However, a lawyer for the National Credit Union Administration told Federal District Judge Claude Hilton that the regulation will protect corporates from conflicts of interest.
In November 1994, the NCUA board voted 2 to 1 to limit the number of managers that can be shared by corporates and trade groups.
Paul Lambert, who argued for CUNA, said the agency's regulation was based on speculation that abuses could occur - not on any proof.
"We are asking you to consider whether there is any basis at all in the record showing a need for this kind of rule," Mr. Lambert said. "If there were a legitimate safety-and-soundness concern, this case would never have been brought."
Kathryn Davis Ray, a Justice Department lawyer arguing the NCUA's side, said the agency does not have to produce evidence of abuse.
"These conflicts are inherent. They're unavoidable and they're obvious," she said. "The NCUA does not need to wait until it's in a crisis mode to enact regulations."
Mr. Lambert, however, pointed to a 1986 Supreme Court case that effectively overturned a Department of Health and Human Services rule based on a perceived problem that didn't actually exist.
The National Association of State Credit Union Supervisors also argued against NCUA Friday. Stewart Raphael, an attorney for that group, said the 1934 Federal Credit Union Act does not broadly permit NCUA to regulate state-chartered institutions.
Twenty-seven of the country's 43 corporates are chartered by states, and about 22 of them are federally insured. That's why, Ms. Ray argued, NCUA has the authority to regulate them.
"We must identify risks that could compromise the insurance fund," she said.
"Almost anything they did would affect the risk, wouldn't it?" Judge Hilton responded. "Do you think that would give you unlimited authority?"
Brenda Furlow, a member of CUNA's legal team, said after the hearing that Judge Hilton hit NCUA with some difficult questions.
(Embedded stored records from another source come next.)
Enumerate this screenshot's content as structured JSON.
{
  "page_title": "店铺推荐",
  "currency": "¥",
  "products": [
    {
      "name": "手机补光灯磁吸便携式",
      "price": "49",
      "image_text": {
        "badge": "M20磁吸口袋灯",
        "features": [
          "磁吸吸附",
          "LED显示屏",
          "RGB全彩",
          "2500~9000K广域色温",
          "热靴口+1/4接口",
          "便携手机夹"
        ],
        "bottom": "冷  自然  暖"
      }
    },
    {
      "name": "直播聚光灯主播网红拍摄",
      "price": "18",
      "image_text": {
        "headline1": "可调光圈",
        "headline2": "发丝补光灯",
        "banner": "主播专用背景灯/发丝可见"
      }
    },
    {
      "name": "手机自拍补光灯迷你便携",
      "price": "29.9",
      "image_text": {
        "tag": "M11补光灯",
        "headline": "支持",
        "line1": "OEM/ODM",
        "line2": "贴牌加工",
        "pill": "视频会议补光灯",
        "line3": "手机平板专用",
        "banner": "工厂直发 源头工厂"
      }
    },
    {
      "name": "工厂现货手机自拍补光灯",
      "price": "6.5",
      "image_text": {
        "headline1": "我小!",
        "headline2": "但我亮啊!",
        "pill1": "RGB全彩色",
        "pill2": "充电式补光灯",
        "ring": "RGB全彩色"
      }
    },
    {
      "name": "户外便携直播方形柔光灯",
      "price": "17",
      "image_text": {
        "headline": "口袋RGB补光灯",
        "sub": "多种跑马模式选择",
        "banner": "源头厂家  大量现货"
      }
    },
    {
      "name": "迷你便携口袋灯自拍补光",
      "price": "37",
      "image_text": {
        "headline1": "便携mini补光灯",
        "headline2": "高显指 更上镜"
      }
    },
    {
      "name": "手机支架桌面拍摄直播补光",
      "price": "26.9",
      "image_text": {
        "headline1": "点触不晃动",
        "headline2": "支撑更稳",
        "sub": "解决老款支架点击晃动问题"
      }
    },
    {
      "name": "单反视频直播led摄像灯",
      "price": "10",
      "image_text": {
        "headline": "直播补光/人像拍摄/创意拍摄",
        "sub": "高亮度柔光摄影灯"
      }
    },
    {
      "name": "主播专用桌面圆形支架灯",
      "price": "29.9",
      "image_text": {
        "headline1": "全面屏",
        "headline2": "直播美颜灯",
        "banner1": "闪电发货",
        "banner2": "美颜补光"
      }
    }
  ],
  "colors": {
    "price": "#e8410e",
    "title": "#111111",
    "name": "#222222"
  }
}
But it's "too tough to tell" which way the judge was leaning, she said.
NCUA general counsel Bob Fenner agreed, but said the case is straightforward. "I think it's an open-and-shut case," Mr. Fenner said. "It's clear NCUA has rulemaking authority."
Both sides said they expect a decision within a month.
Mr. Gardner is an intern at the Fund for American Studies' Institute on Political Journalism.